A while back I posted on the passing of Pehr Bolling, a Swedish immigrant and local resident who (among many remarkable things) after retiring built a functional replica of a viking ship. The obit is unfortunately deep in the Trib archives now, but the family was kind enough to send me a video of the ship’s launch. It’s particularly moving to me since my own grandfather has been building and restoring boats as a serious hobby/part-time job for most of his adult life*, mostly gorgeous mid-century power boats but also James River bateau, an old, distinctively Virginia shallow-water boat that was used for shipping on the James River.

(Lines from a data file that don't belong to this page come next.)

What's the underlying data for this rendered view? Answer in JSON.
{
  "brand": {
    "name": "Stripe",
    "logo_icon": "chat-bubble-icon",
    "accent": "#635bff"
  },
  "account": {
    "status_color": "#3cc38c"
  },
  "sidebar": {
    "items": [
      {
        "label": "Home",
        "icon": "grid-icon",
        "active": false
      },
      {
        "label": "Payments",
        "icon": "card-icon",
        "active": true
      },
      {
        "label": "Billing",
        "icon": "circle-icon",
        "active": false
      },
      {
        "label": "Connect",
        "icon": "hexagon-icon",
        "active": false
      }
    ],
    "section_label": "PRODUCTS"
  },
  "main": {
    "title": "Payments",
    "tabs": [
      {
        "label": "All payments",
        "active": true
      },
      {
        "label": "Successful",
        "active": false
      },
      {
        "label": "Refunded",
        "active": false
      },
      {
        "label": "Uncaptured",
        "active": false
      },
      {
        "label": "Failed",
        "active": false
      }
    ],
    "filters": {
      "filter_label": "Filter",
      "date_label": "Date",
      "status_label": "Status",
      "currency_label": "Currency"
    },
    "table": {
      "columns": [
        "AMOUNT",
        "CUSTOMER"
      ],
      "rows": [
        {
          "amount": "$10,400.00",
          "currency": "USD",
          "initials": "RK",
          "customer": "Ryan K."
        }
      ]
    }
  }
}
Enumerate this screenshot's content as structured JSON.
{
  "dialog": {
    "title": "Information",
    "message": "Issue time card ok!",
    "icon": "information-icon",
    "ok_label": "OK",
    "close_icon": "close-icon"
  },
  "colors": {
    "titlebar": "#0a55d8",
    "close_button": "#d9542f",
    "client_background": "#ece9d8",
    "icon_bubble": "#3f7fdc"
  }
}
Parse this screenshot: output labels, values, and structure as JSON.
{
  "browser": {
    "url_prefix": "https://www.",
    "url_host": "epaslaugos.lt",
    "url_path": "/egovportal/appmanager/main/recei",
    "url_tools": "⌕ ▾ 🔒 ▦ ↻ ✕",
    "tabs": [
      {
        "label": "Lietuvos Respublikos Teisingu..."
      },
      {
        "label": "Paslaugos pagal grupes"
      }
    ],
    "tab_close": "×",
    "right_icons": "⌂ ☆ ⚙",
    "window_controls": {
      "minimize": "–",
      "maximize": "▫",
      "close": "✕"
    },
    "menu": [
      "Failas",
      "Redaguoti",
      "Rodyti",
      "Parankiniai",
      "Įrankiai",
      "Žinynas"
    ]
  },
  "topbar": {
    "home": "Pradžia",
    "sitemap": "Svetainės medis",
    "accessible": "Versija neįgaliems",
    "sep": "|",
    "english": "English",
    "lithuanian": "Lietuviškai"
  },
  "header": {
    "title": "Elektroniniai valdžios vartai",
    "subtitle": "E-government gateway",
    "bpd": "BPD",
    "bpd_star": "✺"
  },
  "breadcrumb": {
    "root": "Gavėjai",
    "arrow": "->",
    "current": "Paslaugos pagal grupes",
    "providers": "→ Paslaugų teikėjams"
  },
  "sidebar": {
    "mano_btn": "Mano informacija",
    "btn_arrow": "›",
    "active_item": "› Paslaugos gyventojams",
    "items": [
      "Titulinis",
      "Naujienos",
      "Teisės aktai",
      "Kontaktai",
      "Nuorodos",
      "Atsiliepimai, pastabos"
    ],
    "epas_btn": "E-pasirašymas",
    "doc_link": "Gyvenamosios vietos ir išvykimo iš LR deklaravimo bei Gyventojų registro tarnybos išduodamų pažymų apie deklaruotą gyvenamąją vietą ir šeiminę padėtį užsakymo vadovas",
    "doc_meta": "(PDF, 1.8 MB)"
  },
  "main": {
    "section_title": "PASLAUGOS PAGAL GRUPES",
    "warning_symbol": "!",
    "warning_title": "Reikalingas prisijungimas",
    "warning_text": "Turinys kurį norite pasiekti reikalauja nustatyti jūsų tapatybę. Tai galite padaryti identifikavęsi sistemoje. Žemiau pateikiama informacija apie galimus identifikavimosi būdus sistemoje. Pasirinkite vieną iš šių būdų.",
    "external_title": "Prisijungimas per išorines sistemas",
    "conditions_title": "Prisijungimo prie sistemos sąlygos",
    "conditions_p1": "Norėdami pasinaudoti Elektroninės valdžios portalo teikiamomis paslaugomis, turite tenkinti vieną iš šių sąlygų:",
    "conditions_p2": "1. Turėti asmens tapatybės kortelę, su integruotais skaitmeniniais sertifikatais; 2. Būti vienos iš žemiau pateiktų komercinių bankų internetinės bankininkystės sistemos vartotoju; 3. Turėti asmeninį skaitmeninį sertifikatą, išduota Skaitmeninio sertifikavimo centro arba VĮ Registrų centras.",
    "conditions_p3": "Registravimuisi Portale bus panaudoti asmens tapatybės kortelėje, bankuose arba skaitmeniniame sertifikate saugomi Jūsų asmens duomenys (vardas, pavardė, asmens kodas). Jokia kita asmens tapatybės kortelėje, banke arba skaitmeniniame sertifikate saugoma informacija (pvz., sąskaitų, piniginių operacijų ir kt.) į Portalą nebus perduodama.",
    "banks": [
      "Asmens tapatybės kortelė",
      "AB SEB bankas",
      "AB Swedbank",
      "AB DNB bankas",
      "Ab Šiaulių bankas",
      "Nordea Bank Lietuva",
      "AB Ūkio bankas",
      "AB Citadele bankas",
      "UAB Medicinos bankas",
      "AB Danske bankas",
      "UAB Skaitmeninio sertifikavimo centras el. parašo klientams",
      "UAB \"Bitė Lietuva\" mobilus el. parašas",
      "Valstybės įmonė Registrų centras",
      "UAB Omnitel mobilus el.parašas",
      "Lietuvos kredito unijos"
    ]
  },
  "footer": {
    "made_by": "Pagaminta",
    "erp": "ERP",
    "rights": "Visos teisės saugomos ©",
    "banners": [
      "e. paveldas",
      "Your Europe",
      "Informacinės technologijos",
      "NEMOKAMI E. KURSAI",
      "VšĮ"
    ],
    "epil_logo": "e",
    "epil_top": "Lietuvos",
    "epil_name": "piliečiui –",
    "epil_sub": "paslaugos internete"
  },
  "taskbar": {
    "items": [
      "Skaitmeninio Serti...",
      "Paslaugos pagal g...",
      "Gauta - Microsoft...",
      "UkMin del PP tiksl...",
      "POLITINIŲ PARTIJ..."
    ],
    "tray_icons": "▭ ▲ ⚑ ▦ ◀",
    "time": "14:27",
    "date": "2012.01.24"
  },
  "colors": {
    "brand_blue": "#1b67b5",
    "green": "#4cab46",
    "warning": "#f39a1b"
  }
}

*Couldn’t find any boat pictures (they look like this), but here’s some furniture made by either him or his father (scroll down to where it says Moser; not to be confused with Thos. Moser furniture). It was weird growing up in a totally standard middle class house with normal middle class furniture mixed in with incredibly beautiful handcrafted Southern furniture. This is why I’m amazed by craftsmen like Bolling, although I didn’t inherit any craft skills of my own, which are in abundance on both sides of my family (my other grandfather was a diesel mechanic and newspaper press operator/mechanic/jack-of-all-trades), or at least I was dissuaded by family-dinner stories of epic power tool injuries. So I learned Photoshop and Quark, which are way less engaging but won’t take off any fingers.

PS: The Craftsman, a new book by Richard Sennett, looks awfully interesting. Haven’t read it yet but it’s on my list. Here’s a good rundown, and a review. Sennett, FYI, is a Chicago native and U. of C. grad.